This comprehensive synthesis of South Florida's archaeological record will astonish readers with the depth of information available throughout an area barely above sea level. Likewise, many will be surprised to learn that modern builders, before beginning construction, must first look for signs of ancient peoples' lives, and this search has led to the discovery of over one hundred sites within the county in recent years. In the end, we are left with the realization that Miami is more than the dream of entrepreneurs to create a tourist mecca built on top of dredged rock and sand; it is a fascinating, vibrant spot that has drawn humans to its shores for unimaginable years.
"A wonderful, moving narrative of the archaeology of greater Miami."--Paul George, editor of Tequesta
"Amazing. In spite of the intense urban development of Southeast Florida, valuable archaeological contexts are still present and continually being discovered."--Randolph Widmer, University of Houston
The Everglades once blanketed a quarter of Florida. Stretching from Lake Okeechobee to Florida Bay, its saw grass prairies, mangrove swamps, and hammocks were home to a profusion of animals, plants, and prehistoric Native Americans, as well as Seminoles, Miccosukees, and Gladesmen of historic times. In 1904, Napoleon Bonaparte Broward ran for Florida governor with the political platform of creating farmland by dredging the Everglades and spilling its water into the ocean. By 1914, this spectacular natural feature was on the verge of destruction, and environmentalist May Mann Jennings led a grassroots movement to preserve Royal Palm Hammock. In the 1930s, Ernest Coe and Marjorie Stoneman Douglas fought to preserve a larger area, culminating in the creation of Everglades National Park in 1947.
"A must read book for history of the Florida Everglades." --Amazon.
Ryan J. Wheeler and Robert S. Carr
New Histories of Pre-Columbian Florida (Edited by Neill J. Wallis and Asa R. Randall): 203-222. University Press of Florida (2014)
Robert S. Carr
The Florida Anthropologist, 59 (3-4): 133-159. (2006)
Alison A. Elgart and Robert Carr
The Florida Anthropologist, 59 (3-4): 241-249. (2006)
Robert S. Carr and John Ricisak
The Florida Anthropologist, 53 (4): 260-284. (2000)
Robert S. Carr
The Florida Anthropologist, 38 (4): 288-301. (1985)

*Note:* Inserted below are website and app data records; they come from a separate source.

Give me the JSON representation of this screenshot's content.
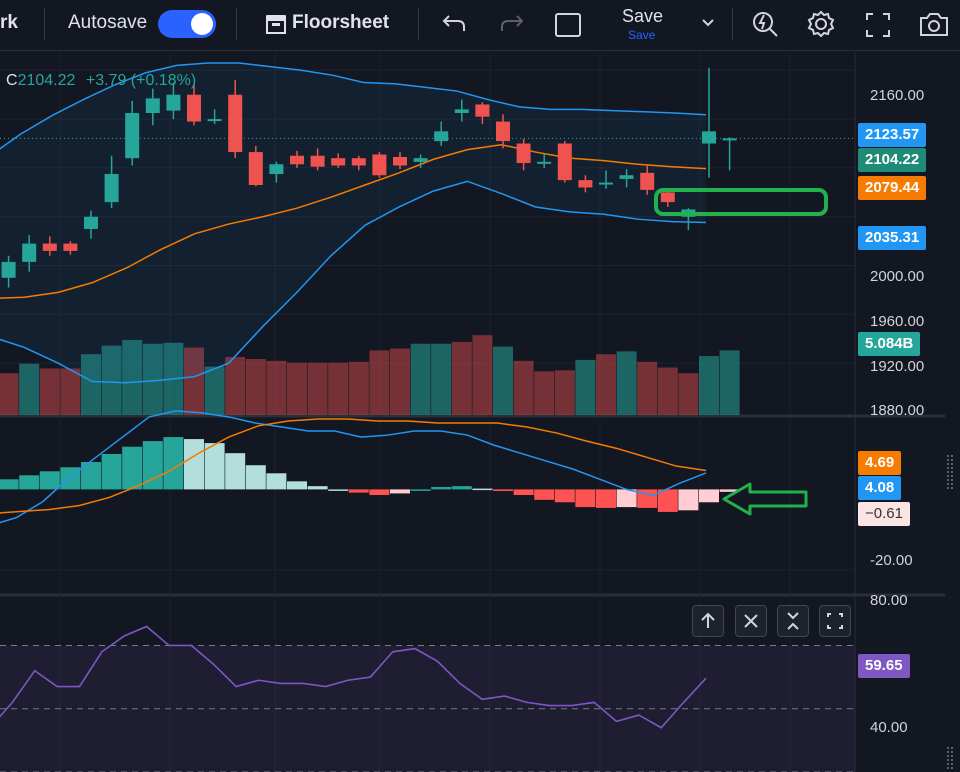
{
  "toolbar": {
    "workspace_partial": "rk",
    "autosave_label": "Autosave",
    "autosave_on": true,
    "floorsheet_label": "Floorsheet",
    "save_label": "Save",
    "save_sub_label": "Save"
  },
  "legend": {
    "close_prefix": "C",
    "close_value": "2104.22",
    "change": "+3.79 (+0.18%)"
  },
  "price_axis": {
    "ticks": [
      "2160.00",
      "2000.00",
      "1960.00",
      "1920.00",
      "1880.00"
    ],
    "tags": {
      "upper_band": "2123.57",
      "last_price": "2104.22",
      "basis": "2079.44",
      "lower_band": "2035.31",
      "volume": "5.084B"
    }
  },
  "macd_axis": {
    "ticks": [
      "-20.00"
    ],
    "tags": {
      "signal": "4.69",
      "macd": "4.08",
      "histogram": "−0.61"
    }
  },
  "rsi_axis": {
    "ticks": [
      "80.00",
      "40.00"
    ],
    "tags": {
      "rsi": "59.65"
    }
  },
  "colors": {
    "background": "#131722",
    "up": "#26a69a",
    "down": "#ef5350",
    "band_blue": "#2196f3",
    "basis_orange": "#f57c00",
    "rsi_purple": "#7e57c2",
    "annotation_green": "#22b14c"
  },
  "icons": [
    "undo-icon",
    "redo-icon",
    "layout-square-icon",
    "chevron-down-icon",
    "quick-search-icon",
    "settings-icon",
    "fullscreen-icon",
    "camera-icon",
    "floorsheet-icon",
    "arrow-up-icon",
    "close-icon",
    "collapse-icon",
    "restore-icon"
  ],
  "chart_data": [
    {
      "type": "candlestick",
      "title": "",
      "ylim": [
        1880,
        2175
      ],
      "candles": [
        {
          "o": 1970,
          "h": 1990,
          "l": 1965,
          "c": 1985
        },
        {
          "o": 1990,
          "h": 2008,
          "l": 1982,
          "c": 2003
        },
        {
          "o": 2003,
          "h": 2025,
          "l": 1995,
          "c": 2018
        },
        {
          "o": 2018,
          "h": 2024,
          "l": 2008,
          "c": 2012
        },
        {
          "o": 2018,
          "h": 2020,
          "l": 2009,
          "c": 2012
        },
        {
          "o": 2030,
          "h": 2045,
          "l": 2022,
          "c": 2040
        },
        {
          "o": 2052,
          "h": 2090,
          "l": 2047,
          "c": 2075
        },
        {
          "o": 2088,
          "h": 2135,
          "l": 2082,
          "c": 2125
        },
        {
          "o": 2125,
          "h": 2145,
          "l": 2115,
          "c": 2137
        },
        {
          "o": 2127,
          "h": 2150,
          "l": 2120,
          "c": 2140
        },
        {
          "o": 2140,
          "h": 2148,
          "l": 2115,
          "c": 2118
        },
        {
          "o": 2120,
          "h": 2128,
          "l": 2116,
          "c": 2120
        },
        {
          "o": 2140,
          "h": 2152,
          "l": 2088,
          "c": 2093
        },
        {
          "o": 2093,
          "h": 2098,
          "l": 2065,
          "c": 2066
        },
        {
          "o": 2075,
          "h": 2085,
          "l": 2068,
          "c": 2083
        },
        {
          "o": 2090,
          "h": 2094,
          "l": 2080,
          "c": 2083
        },
        {
          "o": 2090,
          "h": 2096,
          "l": 2078,
          "c": 2081
        },
        {
          "o": 2088,
          "h": 2092,
          "l": 2080,
          "c": 2082
        },
        {
          "o": 2088,
          "h": 2090,
          "l": 2078,
          "c": 2082
        },
        {
          "o": 2091,
          "h": 2093,
          "l": 2072,
          "c": 2074
        },
        {
          "o": 2089,
          "h": 2093,
          "l": 2079,
          "c": 2082
        },
        {
          "o": 2085,
          "h": 2091,
          "l": 2080,
          "c": 2088
        },
        {
          "o": 2102,
          "h": 2118,
          "l": 2098,
          "c": 2110
        },
        {
          "o": 2125,
          "h": 2136,
          "l": 2118,
          "c": 2128
        },
        {
          "o": 2132,
          "h": 2134,
          "l": 2116,
          "c": 2122
        },
        {
          "o": 2118,
          "h": 2124,
          "l": 2096,
          "c": 2102
        },
        {
          "o": 2100,
          "h": 2104,
          "l": 2078,
          "c": 2084
        },
        {
          "o": 2085,
          "h": 2092,
          "l": 2080,
          "c": 2085
        },
        {
          "o": 2100,
          "h": 2102,
          "l": 2068,
          "c": 2070
        },
        {
          "o": 2070,
          "h": 2074,
          "l": 2060,
          "c": 2064
        },
        {
          "o": 2067,
          "h": 2078,
          "l": 2063,
          "c": 2068
        },
        {
          "o": 2071,
          "h": 2079,
          "l": 2064,
          "c": 2074
        },
        {
          "o": 2076,
          "h": 2082,
          "l": 2058,
          "c": 2062
        },
        {
          "o": 2060,
          "h": 2063,
          "l": 2048,
          "c": 2052
        },
        {
          "o": 2040,
          "h": 2047,
          "l": 2029,
          "c": 2046
        },
        {
          "o": 2100,
          "h": 2162,
          "l": 2072,
          "c": 2110
        },
        {
          "o": 2104,
          "h": 2105,
          "l": 2078,
          "c": 2104.22
        }
      ],
      "upper_band": [
        2090,
        2108,
        2123,
        2136,
        2148,
        2158,
        2164,
        2166,
        2166,
        2163,
        2160,
        2156,
        2150,
        2149,
        2146,
        2143,
        2136,
        2130,
        2128,
        2128,
        2127,
        2126,
        2125,
        2123.57
      ],
      "basis": [
        1973,
        1974,
        1978,
        1986,
        1998,
        2013,
        2026,
        2034,
        2040,
        2047,
        2056,
        2066,
        2076,
        2087,
        2095,
        2099,
        2093,
        2088,
        2086,
        2083,
        2081,
        2079.44
      ],
      "lower_band": [
        1942,
        1933,
        1920,
        1905,
        1904,
        1906,
        1909,
        1920,
        1950,
        1978,
        2008,
        2033,
        2048,
        2061,
        2069,
        2059,
        2048,
        2044,
        2042,
        2038,
        2036,
        2035.31
      ]
    },
    {
      "type": "bar",
      "title": "Volume",
      "last_value": "5.084B",
      "directions": [
        "up",
        "down",
        "up",
        "down",
        "down",
        "up",
        "up",
        "up",
        "up",
        "up",
        "down",
        "up",
        "down",
        "down",
        "down",
        "down",
        "down",
        "down",
        "down",
        "down",
        "down",
        "up",
        "up",
        "down",
        "down",
        "up",
        "down",
        "down",
        "down",
        "up",
        "down",
        "up",
        "down",
        "down",
        "down",
        "up",
        "up"
      ],
      "relative_heights": [
        0.43,
        0.44,
        0.54,
        0.49,
        0.49,
        0.64,
        0.73,
        0.79,
        0.75,
        0.76,
        0.71,
        0.51,
        0.61,
        0.59,
        0.57,
        0.55,
        0.55,
        0.55,
        0.56,
        0.68,
        0.7,
        0.75,
        0.75,
        0.77,
        0.84,
        0.72,
        0.57,
        0.46,
        0.47,
        0.58,
        0.64,
        0.67,
        0.56,
        0.5,
        0.44,
        0.62,
        0.68
      ]
    },
    {
      "type": "bar",
      "title": "MACD",
      "ylim": [
        -25,
        16
      ],
      "histogram": [
        1.5,
        2.5,
        3.5,
        4.5,
        5.5,
        6.8,
        8.8,
        10.6,
        12.0,
        13.0,
        12.5,
        11.5,
        9.0,
        6.0,
        4.0,
        2.0,
        0.8,
        0.0,
        -0.8,
        -1.4,
        -1.0,
        0.0,
        0.6,
        0.8,
        0.2,
        -0.4,
        -1.4,
        -2.6,
        -3.2,
        -4.4,
        -4.6,
        -4.4,
        -4.6,
        -5.6,
        -5.2,
        -3.2,
        -0.61
      ],
      "macd_line": [
        -9,
        -7,
        -3,
        3,
        8,
        13,
        18,
        19.5,
        19,
        18,
        16.5,
        15.5,
        14.5,
        14.5,
        13,
        13.5,
        14.5,
        14.5,
        13.5,
        11,
        9,
        7,
        5,
        2.5,
        0,
        -1.5,
        1.5,
        4.08
      ],
      "signal_line": [
        -6,
        -5.5,
        -5,
        -4,
        -2,
        1,
        4.5,
        9,
        13,
        15.8,
        17,
        17.5,
        17.5,
        17,
        17,
        16.5,
        16.5,
        16.5,
        15.5,
        14,
        12,
        10.2,
        8,
        5.8,
        4.69
      ]
    },
    {
      "type": "line",
      "title": "RSI",
      "ylim": [
        30,
        85
      ],
      "levels": [
        70,
        50,
        30
      ],
      "values": [
        44,
        52,
        62,
        57,
        57,
        68,
        73,
        76,
        70,
        70,
        64,
        57,
        59,
        58,
        58,
        57,
        59,
        60,
        68,
        69,
        65,
        58,
        53,
        54,
        52,
        51,
        51,
        52,
        46,
        48,
        44,
        52,
        59.65
      ]
    }
  ]
}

Robert S. Carr
The Florida Anthropologist, 34 (4): 180-199. (1981)
Full title: The Recognition, Frequency, and Taxonomic Association of Skeletal Pathology from Selected Plio-Pleistocene-Aged Sites from the Cradle of Humankind, Witwatersrand, South Africa.
A dissertation submitted to the Faculty of Science, University of the Witwatersrand, South Africa, in fulfillment of the requirements for the degree of Doctor of Philosophy.
A thesis submitted to the Graduate School in partial fulfillment of the requirements for the degree Master of Arts, New Mexico State University.
Las Cruces, New Mexico, May 2016